(1)(a) The district court shall enter a decree of dissolution of marriage or a decree of legal separation when:
(I) The court finds that one of the parties has been domiciled in this state for ninety-one days next preceding the commencement of the proceeding;
(II) The court finds that the marriage is irretrievably broken; and
(III) The court finds that ninety-one days or more have elapsed since it acquired jurisdiction over the respondent either as the result of process pursuant to rule 4 of the Colorado rules of civil procedure or as the result of the act of the respondent in joining as copetitioner in the petition or in entering an appearance in any other manner.
(b) In connection with every decree of dissolution of marriage or decree of legal separation and to the extent of its jurisdiction to do so, the court shall consider, approve, or allocate parental responsibilities with respect to any child of the marriage, the support of any child of the marriage who is entitled to support, the maintenance of either spouse, and the disposition of property; but the entry of a decree with respect to parental responsibilities, support, maintenance, or disposition of property may be deferred by the court until after the entry of the decree of dissolution of marriage or the decree of legal separation upon a finding that a deferral is in the best interests of the parties.
(c) In a proceeding to dissolve a marriage or in a proceeding for legal separation or in a proceeding for declaration of invalidity, the court is deemed to have made an adjudication of the parentage of a child of the marriage if the court acts under circumstances that satisfy the jurisdictional requirements of section 14-5-201 and the final order:
(I) Expressly identifies a child as a “child of the marriage”, “issue of the marriage”, or similar words indicating that the husband is the father of the child; or

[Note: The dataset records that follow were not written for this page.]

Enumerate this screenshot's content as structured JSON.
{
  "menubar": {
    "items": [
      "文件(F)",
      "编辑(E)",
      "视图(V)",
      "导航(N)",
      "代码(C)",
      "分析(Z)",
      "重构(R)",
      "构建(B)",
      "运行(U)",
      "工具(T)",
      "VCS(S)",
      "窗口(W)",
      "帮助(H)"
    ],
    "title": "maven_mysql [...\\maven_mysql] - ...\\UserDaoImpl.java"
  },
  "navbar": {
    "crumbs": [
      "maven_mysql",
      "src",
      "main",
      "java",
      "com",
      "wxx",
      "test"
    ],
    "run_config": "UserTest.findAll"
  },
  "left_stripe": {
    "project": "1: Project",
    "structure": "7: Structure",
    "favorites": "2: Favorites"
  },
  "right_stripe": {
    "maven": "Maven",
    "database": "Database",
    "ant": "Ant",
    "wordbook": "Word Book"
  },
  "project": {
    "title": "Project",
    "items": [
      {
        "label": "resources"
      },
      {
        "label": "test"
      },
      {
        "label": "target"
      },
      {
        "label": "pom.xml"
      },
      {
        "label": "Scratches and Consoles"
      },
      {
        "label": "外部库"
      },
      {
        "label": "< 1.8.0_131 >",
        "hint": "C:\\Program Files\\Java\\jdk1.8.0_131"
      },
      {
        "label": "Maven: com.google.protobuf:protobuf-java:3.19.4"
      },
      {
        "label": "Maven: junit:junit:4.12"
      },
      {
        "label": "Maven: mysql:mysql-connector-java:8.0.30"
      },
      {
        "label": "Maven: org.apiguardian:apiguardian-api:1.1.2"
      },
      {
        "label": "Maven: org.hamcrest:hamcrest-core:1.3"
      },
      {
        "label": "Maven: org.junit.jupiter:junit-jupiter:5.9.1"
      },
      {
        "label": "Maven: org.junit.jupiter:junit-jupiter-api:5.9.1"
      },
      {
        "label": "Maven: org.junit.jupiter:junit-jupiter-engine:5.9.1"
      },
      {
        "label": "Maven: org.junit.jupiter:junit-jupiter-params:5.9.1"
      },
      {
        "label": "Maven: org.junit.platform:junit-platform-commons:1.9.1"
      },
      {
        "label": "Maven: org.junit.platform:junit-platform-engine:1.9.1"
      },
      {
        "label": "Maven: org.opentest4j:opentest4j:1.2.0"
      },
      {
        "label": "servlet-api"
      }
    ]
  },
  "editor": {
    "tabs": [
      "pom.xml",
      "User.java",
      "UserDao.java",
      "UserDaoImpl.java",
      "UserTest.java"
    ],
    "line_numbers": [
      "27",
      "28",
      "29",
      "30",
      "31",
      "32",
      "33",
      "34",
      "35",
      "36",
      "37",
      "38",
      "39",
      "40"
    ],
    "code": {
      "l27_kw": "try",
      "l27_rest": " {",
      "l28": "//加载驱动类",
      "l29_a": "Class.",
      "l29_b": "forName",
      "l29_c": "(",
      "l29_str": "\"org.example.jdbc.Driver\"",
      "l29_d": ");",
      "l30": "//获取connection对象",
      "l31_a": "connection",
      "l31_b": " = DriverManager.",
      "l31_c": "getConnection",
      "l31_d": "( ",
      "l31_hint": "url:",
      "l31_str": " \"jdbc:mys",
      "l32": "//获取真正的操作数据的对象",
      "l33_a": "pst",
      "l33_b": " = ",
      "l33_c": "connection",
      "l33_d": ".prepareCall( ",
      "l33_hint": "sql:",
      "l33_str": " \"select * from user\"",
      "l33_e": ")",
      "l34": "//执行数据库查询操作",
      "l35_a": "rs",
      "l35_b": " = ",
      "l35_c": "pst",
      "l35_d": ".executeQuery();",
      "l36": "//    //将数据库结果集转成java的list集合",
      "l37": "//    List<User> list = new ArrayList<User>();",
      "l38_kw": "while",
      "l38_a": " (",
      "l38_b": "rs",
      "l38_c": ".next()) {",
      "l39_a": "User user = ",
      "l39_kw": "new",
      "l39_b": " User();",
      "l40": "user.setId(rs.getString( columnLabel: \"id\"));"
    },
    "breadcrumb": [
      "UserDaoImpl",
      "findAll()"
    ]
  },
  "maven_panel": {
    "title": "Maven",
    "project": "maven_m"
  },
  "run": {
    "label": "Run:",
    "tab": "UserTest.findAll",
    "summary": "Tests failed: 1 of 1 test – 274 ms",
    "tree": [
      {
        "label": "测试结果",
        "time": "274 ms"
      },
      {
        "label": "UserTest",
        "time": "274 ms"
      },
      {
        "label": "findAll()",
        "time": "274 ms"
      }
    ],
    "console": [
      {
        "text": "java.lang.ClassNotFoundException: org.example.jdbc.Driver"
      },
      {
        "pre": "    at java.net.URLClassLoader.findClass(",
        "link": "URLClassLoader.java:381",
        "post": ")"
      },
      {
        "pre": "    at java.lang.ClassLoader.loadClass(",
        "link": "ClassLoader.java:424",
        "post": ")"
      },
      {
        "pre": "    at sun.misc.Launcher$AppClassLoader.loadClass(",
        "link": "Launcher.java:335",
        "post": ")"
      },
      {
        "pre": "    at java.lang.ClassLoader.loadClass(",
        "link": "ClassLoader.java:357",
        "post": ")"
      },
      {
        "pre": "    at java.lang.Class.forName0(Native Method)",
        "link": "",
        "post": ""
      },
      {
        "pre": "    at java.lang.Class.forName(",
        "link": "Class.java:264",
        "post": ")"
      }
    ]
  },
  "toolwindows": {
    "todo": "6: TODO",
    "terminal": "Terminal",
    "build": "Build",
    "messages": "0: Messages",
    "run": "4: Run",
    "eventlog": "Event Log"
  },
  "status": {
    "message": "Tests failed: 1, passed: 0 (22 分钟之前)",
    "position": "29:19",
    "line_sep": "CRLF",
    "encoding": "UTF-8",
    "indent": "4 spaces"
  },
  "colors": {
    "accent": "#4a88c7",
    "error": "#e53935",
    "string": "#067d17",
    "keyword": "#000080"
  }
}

(II) Provides for support of the child by the husband unless paternity is specifically disclaimed in the order.
(d) Paternity is not adjudicated for a child not mentioned in the final order.
(2) If a party requests a decree of legal separation rather than a decree of dissolution of marriage, the court shall grant the decree in that form unless the other party objects.
Cite this article: FindLaw.com - Colorado Revised Statutes Title 14. Domestic Matters § 14-10-106. Dissolution of marriage--legal separation - last updated January 01, 2019 | https://codes.findlaw.com/co/title-14-domestic-matters/co-rev-st-sect-14-10-106/
FindLaw Codes may not reflect the most recent version of the law in your jurisdiction. Please verify the status of the code you are researching with the state legislature or via Westlaw before relying on it for your legal needs.